Element data from apps and pages
────────────────────
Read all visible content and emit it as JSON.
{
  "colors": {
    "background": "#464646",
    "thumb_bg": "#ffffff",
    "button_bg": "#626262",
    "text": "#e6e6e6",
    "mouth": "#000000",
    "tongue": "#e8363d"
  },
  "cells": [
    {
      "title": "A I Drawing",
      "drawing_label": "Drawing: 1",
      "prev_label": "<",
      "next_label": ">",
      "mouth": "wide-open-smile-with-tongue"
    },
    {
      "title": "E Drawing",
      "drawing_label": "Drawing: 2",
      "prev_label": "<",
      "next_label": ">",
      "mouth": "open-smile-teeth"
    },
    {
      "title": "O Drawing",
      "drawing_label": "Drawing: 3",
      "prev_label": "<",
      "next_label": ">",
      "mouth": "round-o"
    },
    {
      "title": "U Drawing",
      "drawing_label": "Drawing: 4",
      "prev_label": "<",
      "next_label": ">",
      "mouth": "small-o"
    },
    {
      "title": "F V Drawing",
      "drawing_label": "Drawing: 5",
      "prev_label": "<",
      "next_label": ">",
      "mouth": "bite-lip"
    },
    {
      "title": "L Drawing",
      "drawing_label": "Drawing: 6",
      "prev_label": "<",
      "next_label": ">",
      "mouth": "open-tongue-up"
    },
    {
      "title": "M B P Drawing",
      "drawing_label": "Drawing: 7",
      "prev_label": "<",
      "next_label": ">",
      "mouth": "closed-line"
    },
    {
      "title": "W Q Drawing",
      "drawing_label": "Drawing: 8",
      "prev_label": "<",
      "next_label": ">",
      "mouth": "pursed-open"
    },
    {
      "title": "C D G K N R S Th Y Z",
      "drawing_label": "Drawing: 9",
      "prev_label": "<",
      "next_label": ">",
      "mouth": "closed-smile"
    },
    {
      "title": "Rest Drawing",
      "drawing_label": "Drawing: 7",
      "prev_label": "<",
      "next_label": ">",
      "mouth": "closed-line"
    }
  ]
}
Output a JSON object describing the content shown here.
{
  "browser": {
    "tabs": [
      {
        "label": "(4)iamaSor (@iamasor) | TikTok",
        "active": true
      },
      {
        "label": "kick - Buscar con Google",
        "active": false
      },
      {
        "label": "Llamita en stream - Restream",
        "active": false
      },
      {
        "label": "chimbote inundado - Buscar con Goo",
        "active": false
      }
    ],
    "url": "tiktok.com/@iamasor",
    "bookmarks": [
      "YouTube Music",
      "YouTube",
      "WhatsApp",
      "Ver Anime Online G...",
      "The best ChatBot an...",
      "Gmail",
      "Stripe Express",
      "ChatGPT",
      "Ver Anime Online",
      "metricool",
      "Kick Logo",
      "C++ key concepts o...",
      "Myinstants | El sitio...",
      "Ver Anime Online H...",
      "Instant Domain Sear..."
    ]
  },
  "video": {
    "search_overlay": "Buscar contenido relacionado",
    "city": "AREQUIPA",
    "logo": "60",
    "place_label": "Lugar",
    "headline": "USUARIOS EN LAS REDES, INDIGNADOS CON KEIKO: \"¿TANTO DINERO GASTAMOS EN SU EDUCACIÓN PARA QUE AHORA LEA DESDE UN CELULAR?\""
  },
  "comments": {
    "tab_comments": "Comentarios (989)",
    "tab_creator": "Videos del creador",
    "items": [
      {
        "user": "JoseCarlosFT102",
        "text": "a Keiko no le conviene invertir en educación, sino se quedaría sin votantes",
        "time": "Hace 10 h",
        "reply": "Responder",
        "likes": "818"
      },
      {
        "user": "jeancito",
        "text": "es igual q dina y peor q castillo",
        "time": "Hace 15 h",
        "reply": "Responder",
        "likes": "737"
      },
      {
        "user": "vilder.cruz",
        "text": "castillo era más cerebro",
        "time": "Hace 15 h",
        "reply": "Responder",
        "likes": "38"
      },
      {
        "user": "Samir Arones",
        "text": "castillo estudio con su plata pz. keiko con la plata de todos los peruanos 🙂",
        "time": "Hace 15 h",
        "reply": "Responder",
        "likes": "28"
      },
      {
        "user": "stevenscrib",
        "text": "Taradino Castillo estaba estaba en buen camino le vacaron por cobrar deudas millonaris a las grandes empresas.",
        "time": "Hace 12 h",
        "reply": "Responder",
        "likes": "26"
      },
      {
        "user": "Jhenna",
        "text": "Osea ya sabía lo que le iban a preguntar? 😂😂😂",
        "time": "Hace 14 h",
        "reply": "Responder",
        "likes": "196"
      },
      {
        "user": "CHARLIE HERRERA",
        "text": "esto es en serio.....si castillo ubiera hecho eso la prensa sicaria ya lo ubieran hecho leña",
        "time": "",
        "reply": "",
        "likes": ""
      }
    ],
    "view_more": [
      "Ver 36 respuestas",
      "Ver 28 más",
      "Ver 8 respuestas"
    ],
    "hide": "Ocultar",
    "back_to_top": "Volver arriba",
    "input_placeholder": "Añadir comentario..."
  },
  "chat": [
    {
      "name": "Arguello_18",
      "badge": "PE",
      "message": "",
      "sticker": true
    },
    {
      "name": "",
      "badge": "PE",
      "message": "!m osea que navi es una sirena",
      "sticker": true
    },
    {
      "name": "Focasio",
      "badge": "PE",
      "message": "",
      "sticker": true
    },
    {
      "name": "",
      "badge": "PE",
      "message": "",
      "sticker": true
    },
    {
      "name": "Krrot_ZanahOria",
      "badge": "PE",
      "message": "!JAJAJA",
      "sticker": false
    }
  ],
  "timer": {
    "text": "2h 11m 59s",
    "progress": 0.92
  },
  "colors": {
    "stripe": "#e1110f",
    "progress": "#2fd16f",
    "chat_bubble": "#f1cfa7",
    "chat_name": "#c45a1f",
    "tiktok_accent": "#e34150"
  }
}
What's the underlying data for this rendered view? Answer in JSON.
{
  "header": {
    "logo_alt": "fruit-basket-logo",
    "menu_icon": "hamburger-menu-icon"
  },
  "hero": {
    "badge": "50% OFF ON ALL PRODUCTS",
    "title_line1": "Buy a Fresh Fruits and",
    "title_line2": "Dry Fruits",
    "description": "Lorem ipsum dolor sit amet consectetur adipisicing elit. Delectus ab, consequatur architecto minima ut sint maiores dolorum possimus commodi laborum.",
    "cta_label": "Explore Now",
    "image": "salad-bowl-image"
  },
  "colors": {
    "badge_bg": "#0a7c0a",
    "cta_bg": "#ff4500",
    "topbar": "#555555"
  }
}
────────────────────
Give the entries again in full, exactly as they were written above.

### Solved exercise:
Read all visible content and emit it as JSON.
{
  "colors": {
    "background": "#464646",
    "thumb_bg": "#ffffff",
    "button_bg": "#626262",
    "text": "#e6e6e6",
    "mouth": "#000000",
    "tongue": "#e8363d"
  },
  "cells": [
    {
      "title": "A I Drawing",
      "drawing_label": "Drawing: 1",
      "prev_label": "<",
      "next_label": ">",
      "mouth": "wide-open-smile-with-tongue"
    },
    {
      "title": "E Drawing",
      "drawing_label": "Drawing: 2",
      "prev_label": "<",
      "next_label": ">",
      "mouth": "open-smile-teeth"
    },
    {
      "title": "O Drawing",
      "drawing_label": "Drawing: 3",
      "prev_label": "<",
      "next_label": ">",
      "mouth": "round-o"
    },
    {
      "title": "U Drawing",
      "drawing_label": "Drawing: 4",
      "prev_label": "<",
      "next_label": ">",
      "mouth": "small-o"
    },
    {
      "title": "F V Drawing",
      "drawing_label": "Drawing: 5",
      "prev_label": "<",
      "next_label": ">",
      "mouth": "bite-lip"
    },
    {
      "title": "L Drawing",
      "drawing_label": "Drawing: 6",
      "prev_label": "<",
      "next_label": ">",
      "mouth": "open-tongue-up"
    },
    {
      "title": "M B P Drawing",
      "drawing_label": "Drawing: 7",
      "prev_label": "<",
      "next_label": ">",
      "mouth": "closed-line"
    },
    {
      "title": "W Q Drawing",
      "drawing_label": "Drawing: 8",
      "prev_label": "<",
      "next_label": ">",
      "mouth": "pursed-open"
    },
    {
      "title": "C D G K N R S Th Y Z",
      "drawing_label": "Drawing: 9",
      "prev_label": "<",
      "next_label": ">",
      "mouth": "closed-smile"
    },
    {
      "title": "Rest Drawing",
      "drawing_label": "Drawing: 7",
      "prev_label": "<",
      "next_label": ">",
      "mouth": "closed-line"
    }
  ]
}
Output a JSON object describing the content shown here.
{
  "browser": {
    "tabs": [
      {
        "label": "(4)iamaSor (@iamasor) | TikTok",
        "active": true
      },
      {
        "label": "kick - Buscar con Google",
        "active": false
      },
      {
        "label": "Llamita en stream - Restream",
        "active": false
      },
      {
        "label": "chimbote inundado - Buscar con Goo",
        "active": false
      }
    ],
    "url": "tiktok.com/@iamasor",
    "bookmarks": [
      "YouTube Music",
      "YouTube",
      "WhatsApp",
      "Ver Anime Online G...",
      "The best ChatBot an...",
      "Gmail",
      "Stripe Express",
      "ChatGPT",
      "Ver Anime Online",
      "metricool",
      "Kick Logo",
      "C++ key concepts o...",
      "Myinstants | El sitio...",
      "Ver Anime Online H...",
      "Instant Domain Sear..."
    ]
  },
  "video": {
    "search_overlay": "Buscar contenido relacionado",
    "city": "AREQUIPA",
    "logo": "60",
    "place_label": "Lugar",
    "headline": "USUARIOS EN LAS REDES, INDIGNADOS CON KEIKO: \"¿TANTO DINERO GASTAMOS EN SU EDUCACIÓN PARA QUE AHORA LEA DESDE UN CELULAR?\""
  },
  "comments": {
    "tab_comments": "Comentarios (989)",
    "tab_creator": "Videos del creador",
    "items": [
      {
        "user": "JoseCarlosFT102",
        "text": "a Keiko no le conviene invertir en educación, sino se quedaría sin votantes",
        "time": "Hace 10 h",
        "reply": "Responder",
        "likes": "818"
      },
      {
        "user": "jeancito",
        "text": "es igual q dina y peor q castillo",
        "time": "Hace 15 h",
        "reply": "Responder",
        "likes": "737"
      },
      {
        "user": "vilder.cruz",
        "text": "castillo era más cerebro",
        "time": "Hace 15 h",
        "reply": "Responder",
        "likes": "38"
      },
      {
        "user": "Samir Arones",
        "text": "castillo estudio con su plata pz. keiko con la plata de todos los peruanos 🙂",
        "time": "Hace 15 h",
        "reply": "Responder",
        "likes": "28"
      },
      {
        "user": "stevenscrib",
        "text": "Taradino Castillo estaba estaba en buen camino le vacaron por cobrar deudas millonaris a las grandes empresas.",
        "time": "Hace 12 h",
        "reply": "Responder",
        "likes": "26"
      },
      {
        "user": "Jhenna",
        "text": "Osea ya sabía lo que le iban a preguntar? 😂😂😂",
        "time": "Hace 14 h",
        "reply": "Responder",
        "likes": "196"
      },
      {
        "user": "CHARLIE HERRERA",
        "text": "esto es en serio.....si castillo ubiera hecho eso la prensa sicaria ya lo ubieran hecho leña",
        "time": "",
        "reply": "",
        "likes": ""
      }
    ],
    "view_more": [
      "Ver 36 respuestas",
      "Ver 28 más",
      "Ver 8 respuestas"
    ],
    "hide": "Ocultar",
    "back_to_top": "Volver arriba",
    "input_placeholder": "Añadir comentario..."
  },
  "chat": [
    {
      "name": "Arguello_18",
      "badge": "PE",
      "message": "",
      "sticker": true
    },
    {
      "name": "",
      "badge": "PE",
      "message": "!m osea que navi es una sirena",
      "sticker": true
    },
    {
      "name": "Focasio",
      "badge": "PE",
      "message": "",
      "sticker": true
    },
    {
      "name": "",
      "badge": "PE",
      "message": "",
      "sticker": true
    },
    {
      "name": "Krrot_ZanahOria",
      "badge": "PE",
      "message": "!JAJAJA",
      "sticker": false
    }
  ],
  "timer": {
    "text": "2h 11m 59s",
    "progress": 0.92
  },
  "colors": {
    "stripe": "#e1110f",
    "progress": "#2fd16f",
    "chat_bubble": "#f1cfa7",
    "chat_name": "#c45a1f",
    "tiktok_accent": "#e34150"
  }
}
What's the underlying data for this rendered view? Answer in JSON.
{
  "header": {
    "logo_alt": "fruit-basket-logo",
    "menu_icon": "hamburger-menu-icon"
  },
  "hero": {
    "badge": "50% OFF ON ALL PRODUCTS",
    "title_line1": "Buy a Fresh Fruits and",
    "title_line2": "Dry Fruits",
    "description": "Lorem ipsum dolor sit amet consectetur adipisicing elit. Delectus ab, consequatur architecto minima ut sint maiores dolorum possimus commodi laborum.",
    "cta_label": "Explore Now",
    "image": "salad-bowl-image"
  },
  "colors": {
    "badge_bg": "#0a7c0a",
    "cta_bg": "#ff4500",
    "topbar": "#555555"
  }
}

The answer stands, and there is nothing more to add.